Over 51 percent of adults were banking online in 2013 – and the number continues to rise. The days of filling out deposit slips and waiting in long lines are quickly fading away. Checking statements, depositing paychecks and transferring money can all be done with a few swipes on a smartphone. With this amazing convenience comes a very real danger. With each passing year, the risk of being breached by hackers and fraudsters increases exponentially.
Cyber criminals pose a threat to more than a financial institution’s bottom line, they can also erode at consumer confidence and invite legal action. It is of vital importance for those in the financial services industry to protect themselves and their customers from this imminent threat, and to promote cyber security. Thankfully, there are steps you can take to prevent being compromised. Here are the five steps to promote safer online banking.
1. Identify internal risks to prevent breaches
In order to be safe, you’ll need to be organized. Your data should be carefully listed, labeled and re-evaluated. Effectively managing your data means you’ll be able to identify vulnerabilities and propose solutions to secure data.
For example, if a certain piece of data is very sensitive, you may consider encryption, limiting employee accesses or even purging it. Whatever the solution may be, risks must be assessed and addressed efficiently and effectively.
2. Employ two-factor authentication
Two-factor authentication provides an extra layer of security for users. To access an account without it, all you need is a username and a password. With two-factor authentication, a login also requires the user to input a temporary code, which is sent to a verified device, such as a smartphone.
Offering two-factor authentication greatly reduces the risk of identity theft. Many banks offer this feature for this very reason.
3. Educate employees about security
Cybersecurity is no longer merely an IT issue. Every branch should make safe online banking a priority. Employees should be properly educated about risks, preventive measures and strategies to deal with breaches. While you should still limit accesses to sensitive data, it is important they understand how to transfer data internally, how to avoid phishing emails and what to do if a breach occurs.

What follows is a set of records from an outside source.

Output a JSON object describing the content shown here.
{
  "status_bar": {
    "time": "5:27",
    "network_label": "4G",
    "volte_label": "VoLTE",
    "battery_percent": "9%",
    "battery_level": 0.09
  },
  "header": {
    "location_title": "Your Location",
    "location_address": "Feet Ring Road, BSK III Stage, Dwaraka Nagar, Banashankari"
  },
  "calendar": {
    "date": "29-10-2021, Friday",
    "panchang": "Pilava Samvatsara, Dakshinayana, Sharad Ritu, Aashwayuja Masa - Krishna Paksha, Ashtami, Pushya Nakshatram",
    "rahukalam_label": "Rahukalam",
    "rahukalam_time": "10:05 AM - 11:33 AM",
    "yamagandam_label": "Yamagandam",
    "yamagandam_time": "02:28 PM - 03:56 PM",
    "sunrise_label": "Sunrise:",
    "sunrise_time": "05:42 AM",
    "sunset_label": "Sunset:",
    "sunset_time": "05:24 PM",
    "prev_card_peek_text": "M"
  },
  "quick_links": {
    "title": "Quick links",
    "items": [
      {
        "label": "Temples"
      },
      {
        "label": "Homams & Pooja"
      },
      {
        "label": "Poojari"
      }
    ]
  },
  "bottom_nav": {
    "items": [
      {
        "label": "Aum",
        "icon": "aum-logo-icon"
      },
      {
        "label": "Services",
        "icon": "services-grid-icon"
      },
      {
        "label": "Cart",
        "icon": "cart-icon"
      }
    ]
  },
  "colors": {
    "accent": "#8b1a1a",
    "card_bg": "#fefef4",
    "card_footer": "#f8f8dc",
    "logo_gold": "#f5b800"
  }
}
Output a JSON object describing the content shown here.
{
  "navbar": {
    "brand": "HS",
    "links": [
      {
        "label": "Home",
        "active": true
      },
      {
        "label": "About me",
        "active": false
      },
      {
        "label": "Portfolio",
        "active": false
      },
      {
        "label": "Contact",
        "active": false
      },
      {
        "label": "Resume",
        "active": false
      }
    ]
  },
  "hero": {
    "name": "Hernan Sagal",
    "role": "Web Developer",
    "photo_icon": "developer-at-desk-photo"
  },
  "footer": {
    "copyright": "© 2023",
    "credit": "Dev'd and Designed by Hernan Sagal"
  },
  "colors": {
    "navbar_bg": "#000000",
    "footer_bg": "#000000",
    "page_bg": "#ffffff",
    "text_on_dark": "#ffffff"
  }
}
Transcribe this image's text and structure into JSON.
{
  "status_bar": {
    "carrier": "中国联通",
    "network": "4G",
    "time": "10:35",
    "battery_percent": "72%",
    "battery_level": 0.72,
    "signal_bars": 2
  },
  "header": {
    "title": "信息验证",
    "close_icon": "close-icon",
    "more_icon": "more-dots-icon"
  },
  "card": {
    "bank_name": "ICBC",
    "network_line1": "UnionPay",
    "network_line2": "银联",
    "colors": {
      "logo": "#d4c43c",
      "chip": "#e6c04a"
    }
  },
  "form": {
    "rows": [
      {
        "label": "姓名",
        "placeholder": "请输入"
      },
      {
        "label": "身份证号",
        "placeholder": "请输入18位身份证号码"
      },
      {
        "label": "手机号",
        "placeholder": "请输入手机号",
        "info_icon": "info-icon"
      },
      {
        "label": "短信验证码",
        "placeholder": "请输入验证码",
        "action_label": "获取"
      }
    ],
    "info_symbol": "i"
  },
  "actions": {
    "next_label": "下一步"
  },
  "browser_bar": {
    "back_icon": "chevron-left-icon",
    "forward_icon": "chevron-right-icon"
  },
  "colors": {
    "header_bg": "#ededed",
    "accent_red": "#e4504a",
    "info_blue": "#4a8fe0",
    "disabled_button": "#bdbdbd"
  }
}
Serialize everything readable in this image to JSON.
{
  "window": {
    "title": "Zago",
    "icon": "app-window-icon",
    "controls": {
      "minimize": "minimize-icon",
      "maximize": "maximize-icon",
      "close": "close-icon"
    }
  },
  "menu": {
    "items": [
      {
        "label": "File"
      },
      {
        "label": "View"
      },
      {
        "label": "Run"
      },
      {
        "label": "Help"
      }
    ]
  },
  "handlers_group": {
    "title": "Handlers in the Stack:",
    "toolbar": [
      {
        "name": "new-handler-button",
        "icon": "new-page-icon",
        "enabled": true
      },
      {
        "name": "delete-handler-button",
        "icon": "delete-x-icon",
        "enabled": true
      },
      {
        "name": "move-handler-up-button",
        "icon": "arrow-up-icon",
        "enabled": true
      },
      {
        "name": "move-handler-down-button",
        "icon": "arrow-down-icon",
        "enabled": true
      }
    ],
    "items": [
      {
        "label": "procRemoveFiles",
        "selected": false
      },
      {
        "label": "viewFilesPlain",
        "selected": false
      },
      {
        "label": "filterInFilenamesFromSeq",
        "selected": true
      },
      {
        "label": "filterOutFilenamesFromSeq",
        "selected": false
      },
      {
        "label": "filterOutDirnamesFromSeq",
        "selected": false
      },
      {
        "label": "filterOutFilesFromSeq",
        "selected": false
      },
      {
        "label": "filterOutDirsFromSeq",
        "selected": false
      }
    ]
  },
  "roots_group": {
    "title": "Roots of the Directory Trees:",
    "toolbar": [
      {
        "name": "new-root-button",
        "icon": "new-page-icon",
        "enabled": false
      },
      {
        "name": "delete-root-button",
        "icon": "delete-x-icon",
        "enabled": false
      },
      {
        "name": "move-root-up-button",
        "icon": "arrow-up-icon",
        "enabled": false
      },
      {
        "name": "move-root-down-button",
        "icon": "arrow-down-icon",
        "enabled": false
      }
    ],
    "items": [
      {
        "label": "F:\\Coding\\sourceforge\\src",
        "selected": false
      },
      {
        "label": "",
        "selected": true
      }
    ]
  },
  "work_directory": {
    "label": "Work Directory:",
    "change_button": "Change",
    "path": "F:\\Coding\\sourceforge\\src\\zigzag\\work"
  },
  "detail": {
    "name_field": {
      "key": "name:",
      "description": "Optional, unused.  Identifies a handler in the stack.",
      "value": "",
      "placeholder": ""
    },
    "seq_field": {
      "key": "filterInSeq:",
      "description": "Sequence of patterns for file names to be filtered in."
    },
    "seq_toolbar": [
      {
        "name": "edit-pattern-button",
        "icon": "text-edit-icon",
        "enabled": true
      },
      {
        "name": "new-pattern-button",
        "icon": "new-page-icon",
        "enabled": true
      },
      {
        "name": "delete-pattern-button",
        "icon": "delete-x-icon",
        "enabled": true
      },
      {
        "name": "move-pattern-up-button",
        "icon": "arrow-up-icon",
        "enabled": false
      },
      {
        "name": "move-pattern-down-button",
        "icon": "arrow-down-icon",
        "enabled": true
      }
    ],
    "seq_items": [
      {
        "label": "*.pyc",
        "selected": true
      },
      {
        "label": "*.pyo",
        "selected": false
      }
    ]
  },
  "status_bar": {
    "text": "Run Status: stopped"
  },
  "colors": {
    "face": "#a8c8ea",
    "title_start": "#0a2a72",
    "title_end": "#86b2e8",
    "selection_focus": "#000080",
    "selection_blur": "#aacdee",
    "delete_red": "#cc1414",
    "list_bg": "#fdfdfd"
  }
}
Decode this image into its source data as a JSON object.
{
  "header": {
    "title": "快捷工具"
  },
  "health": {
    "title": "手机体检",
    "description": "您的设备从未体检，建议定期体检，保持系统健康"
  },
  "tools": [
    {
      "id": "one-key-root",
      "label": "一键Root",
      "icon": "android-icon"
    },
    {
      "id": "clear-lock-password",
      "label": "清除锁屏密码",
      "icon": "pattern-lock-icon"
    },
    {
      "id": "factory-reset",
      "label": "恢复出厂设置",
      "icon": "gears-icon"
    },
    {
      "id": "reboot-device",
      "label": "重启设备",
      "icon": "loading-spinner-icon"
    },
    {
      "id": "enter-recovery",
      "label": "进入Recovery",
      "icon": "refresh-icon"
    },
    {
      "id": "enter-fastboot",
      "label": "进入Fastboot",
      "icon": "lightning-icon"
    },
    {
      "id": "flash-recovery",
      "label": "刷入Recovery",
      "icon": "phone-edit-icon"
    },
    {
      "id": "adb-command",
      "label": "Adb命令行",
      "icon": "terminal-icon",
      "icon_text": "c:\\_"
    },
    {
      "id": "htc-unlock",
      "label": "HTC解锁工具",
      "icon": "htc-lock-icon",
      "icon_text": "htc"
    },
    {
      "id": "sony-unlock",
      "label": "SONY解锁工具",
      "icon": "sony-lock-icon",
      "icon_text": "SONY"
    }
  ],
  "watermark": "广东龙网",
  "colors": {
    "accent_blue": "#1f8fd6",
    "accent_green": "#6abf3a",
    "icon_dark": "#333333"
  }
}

4. Use up-to-date security software and tools
Updating systems may be costly in the short-term, but it is something that absolutely cannot be skimped on. Unfortunately, many financial institutions are not using technologies that are up-to-date. Using out-of-date software invites danger as it makes you needlessly vulnerable to hacking attempts. Using virtual private network (VPN) is another way to safeguard your network from potential security threats. It’s wise to avoid free vpns, as they may log your data.
5. Continue to grow your cybersecurity team
There are many tools available to protect against malware and viruses. Nothing, however, will be able to replace competent cybersecurity experts. Large financial institutions have already recognized the significance of this. Bank of America, for example, pledged to spend $400 million in 2015 alone, and continues to grow their cybersecurity team.
In fact, they’re investing in more than the traditional juggernaut programming languages like C++ and Java. Banks like JPMorgan and Merrill Lynch invest in a swath of technologies, including the increasingly popular (and highly flexible) Python programming language. Python was previously underutilized, but is now seeing a boom in banking because of its incredible agility and ease of integration with existing codebases.
6. Encourage consumers to become proactive about their security
Developing awareness about cyber security issues is integral to creating a safer online banking experience. Not only should your employees be educated about the possible dangers of cyber breaches, identity theft and fraud, your customers should be, too.
Even if a cyber breach is not your institution’s fault, you may be held liable. Therefore, it is in your best interest to educate your consumers. Enforcing strong passwords and offering two-factor authentication are just a few ways to protect them.
Educating users about the importance of using secure WiFi connections and effectively using banking alerts can help make your customers feel more in control, while also giving them steps to protect against hacking attempts.
Safer online banking isn’t nearly as hard as it seems. You only need to take the necessary measures to assess and manage risk. Continue educating yourself, follow these six tips for safer online banking, and continuously monitor developments in cybersecurity. There is no guarantee that you will not fall victim to a cyber criminal’s attack, but it is always best to be as prepared as possible.